Last year in Cannes, I gave a talk titled, "Confession: I Love Advertising." The speaker following me started his speech with the title, "How to Stop Advertising and Save Our Industry."
Over the past decade, the advertising industry has somehow managed to demonize the very word that defines what we make.
But is the industry really changing, or are we just changing the words? Branded content. Isn’t that what advertising is—a piece of content that features a brand?
Recently, I read an article that declared, it’s time to take the brand out of branded content. So if we are all going into the content business, who is going to take care of the brands?
Two years ago when discussing branded content on a jury, one person said, "I’ve got it! If we like the work, it’s branded content. If it sucks, it’s advertising." This person was not in the business of advertising. He was a novelist.
In a world that is asking for things to be shorter – six seconds, 140 characters, an emoji – we seem to be going in the opposite direction.
And a month ago, I was in New Orleans at the Collision Conference. A colleague of mine, Winston Binch, said, and I paraphrase, "Susan, it’s fascinating. When I tell people I’m in advertising, they aren’t interested. They don’t think they are ready for an advertising agency, too expensive. But, if I tell them I’m in branding and marketing, they ask for my card."
I’ve always been proud to be in Advertising with a capital A. When I was growing up, I loved ads. And in turn, I loved brands. In my first job at BBDO, I learned we could make things more famous, more beloved than the content we paid to sit alongside.
We were the masters of short-form communication.
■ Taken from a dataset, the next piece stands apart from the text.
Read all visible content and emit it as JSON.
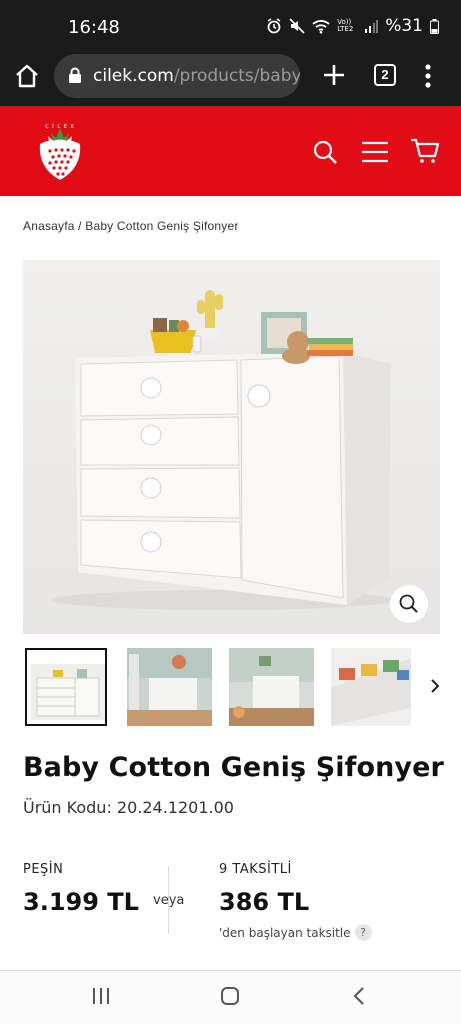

And, yet, in a world that is asking for things to be shorter—six seconds, 140 characters, an emoji—we seem to be going in the opposite direction. Our films are getting longer. Instead of a crafted one-second image that we used to call print, we want to create blogs and interactive posts. Anything that doesn’t look like an ad.
Long before we coined the phrase "branded content," Howard Luck Gossage said, "People read what interests them. Sometimes it’s an ad."
In the general sense of the word, I never thought advertising meant traditional ads. Yes, it includes those powerful media. But for me, advertising was anything that was done in service of a product or business. And the result of great advertising was an emotionally strong brand and a financially strong business.
So perhaps it’s better to separate the business of advertising and ads. Ads are a part of what we do in advertising. But Advertising with a capital A is about solving problems and creating opportunities that lead to a healthier economy.
Sometimes, it’s an ad. Sometimes, it’s a new product. Sometimes, it’s intellectual property. Sometimes, it’s a partnership. Sometimes, it’s an event. Some time in the future, it will be something else.
But every time, when it’s on strategy and in service to a client’s business, it’s Advertising.
If you believe that, too, let’s focus on our real problem, which is not that we work in advertising. It’s that we’ve allowed the word to be co-opted and connected to the intrusive, the disrespectful and the disinteresting.
Let’s take back advertising and define it for what it really is—one of the best economic-drivers, problem-solvers, dream-makers in the world.
Susan Credle is the global chief creative officer at FCB Global.